- The literal translation here is “and when they would glimpse at the eyes [gazing at them], while their faces were uncovered, and hide their cheeks with their hands [out of chastity].” The implication being that the beloved would try to hide the splendor of her beauty from her lover out of her modesty.
- The speaker now recalls those nights and times of proximity spent with the beloved and how these memories assist him against the imposed separation.
- It is difficult to capture the nuance of the Arabic, however the speaker notes that he still remembers when the pastures of his beloved were rendered green and lush by her exquisitely beautiful features and scents. Notwithstanding these traits, her virtuous chastity did not escape her.
- The “gazelles [of grace]” is an allusion to the beloved roaming in her natural habitat. The speaker is sending his sorrowful salutations upon those now-empty pastures that once were inhabited by his beloved
- Literally meaning that these birds continue to take flight and alight in restlessness on account of their mourning the lovers’ pangs, until the secretive covering of the night is vanquished.
- The mourning birds with each breath they take are telling the secrets of these lovers, who have fallen captives to a love that has already passed and another that is still yet to materialize. In the Arabic, there is a play on words in the use of anfaas (breaths) and anfus (souls) both of which come from the same Arabic root n-f-s.
- Al-Majlisi notes that it was customary among the Arabs to start their poetry with stanzas commemorating love, burning passion, grievances against time, or description of the craved beloved as far-off and isolated. This was a unique literary device known as tashbeeb (rhapsody) to capture the attention of the listener and pique his/her interest in the lines to come.
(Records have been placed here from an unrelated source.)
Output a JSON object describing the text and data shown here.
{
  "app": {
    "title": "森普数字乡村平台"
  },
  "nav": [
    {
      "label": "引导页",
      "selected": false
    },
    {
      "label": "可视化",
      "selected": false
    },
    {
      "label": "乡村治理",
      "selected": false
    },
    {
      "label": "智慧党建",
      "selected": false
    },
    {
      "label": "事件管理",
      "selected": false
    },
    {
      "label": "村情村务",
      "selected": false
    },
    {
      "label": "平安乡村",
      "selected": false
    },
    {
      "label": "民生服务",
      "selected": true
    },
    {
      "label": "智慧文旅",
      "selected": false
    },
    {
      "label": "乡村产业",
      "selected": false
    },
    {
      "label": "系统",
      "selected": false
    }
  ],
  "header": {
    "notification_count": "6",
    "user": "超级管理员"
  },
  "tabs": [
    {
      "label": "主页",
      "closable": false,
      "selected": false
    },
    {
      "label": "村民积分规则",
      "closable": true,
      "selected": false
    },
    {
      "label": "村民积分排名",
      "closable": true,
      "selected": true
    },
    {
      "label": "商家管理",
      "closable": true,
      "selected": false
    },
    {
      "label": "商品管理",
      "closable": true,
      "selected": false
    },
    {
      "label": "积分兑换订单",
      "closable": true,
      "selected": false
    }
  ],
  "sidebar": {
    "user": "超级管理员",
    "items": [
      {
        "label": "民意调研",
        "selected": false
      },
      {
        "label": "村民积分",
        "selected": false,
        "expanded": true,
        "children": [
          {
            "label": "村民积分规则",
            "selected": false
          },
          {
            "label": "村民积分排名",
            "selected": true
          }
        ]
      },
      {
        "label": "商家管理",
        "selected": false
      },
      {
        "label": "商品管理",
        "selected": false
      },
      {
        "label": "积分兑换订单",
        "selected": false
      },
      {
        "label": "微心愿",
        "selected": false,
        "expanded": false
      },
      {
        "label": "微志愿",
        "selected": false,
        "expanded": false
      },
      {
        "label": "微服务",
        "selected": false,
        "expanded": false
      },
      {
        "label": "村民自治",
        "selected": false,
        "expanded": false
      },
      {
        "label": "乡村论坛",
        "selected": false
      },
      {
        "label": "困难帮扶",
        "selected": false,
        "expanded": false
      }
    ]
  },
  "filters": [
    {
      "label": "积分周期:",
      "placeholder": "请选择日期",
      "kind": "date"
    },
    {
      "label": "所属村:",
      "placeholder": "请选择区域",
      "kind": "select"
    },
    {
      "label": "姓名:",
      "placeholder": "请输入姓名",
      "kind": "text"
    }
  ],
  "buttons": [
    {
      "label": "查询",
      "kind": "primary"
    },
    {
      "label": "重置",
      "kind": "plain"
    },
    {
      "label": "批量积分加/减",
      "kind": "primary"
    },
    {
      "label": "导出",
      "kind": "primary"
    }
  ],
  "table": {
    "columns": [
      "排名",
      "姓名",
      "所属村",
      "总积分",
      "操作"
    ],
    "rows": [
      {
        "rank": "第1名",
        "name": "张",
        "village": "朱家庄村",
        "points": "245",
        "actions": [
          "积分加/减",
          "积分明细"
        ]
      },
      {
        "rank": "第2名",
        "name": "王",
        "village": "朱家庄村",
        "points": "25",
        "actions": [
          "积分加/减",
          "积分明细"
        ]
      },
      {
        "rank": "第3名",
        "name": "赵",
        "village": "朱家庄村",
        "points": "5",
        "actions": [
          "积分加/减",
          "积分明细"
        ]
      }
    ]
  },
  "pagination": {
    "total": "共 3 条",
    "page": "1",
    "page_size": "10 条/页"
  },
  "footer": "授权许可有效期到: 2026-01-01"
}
In this case, the eulogy begins with a description of mourners, nawaa’ih, classically taken to mean birds, that in their inscrutable echoes of sorrow are mourning the pangs of the lover for his beloved.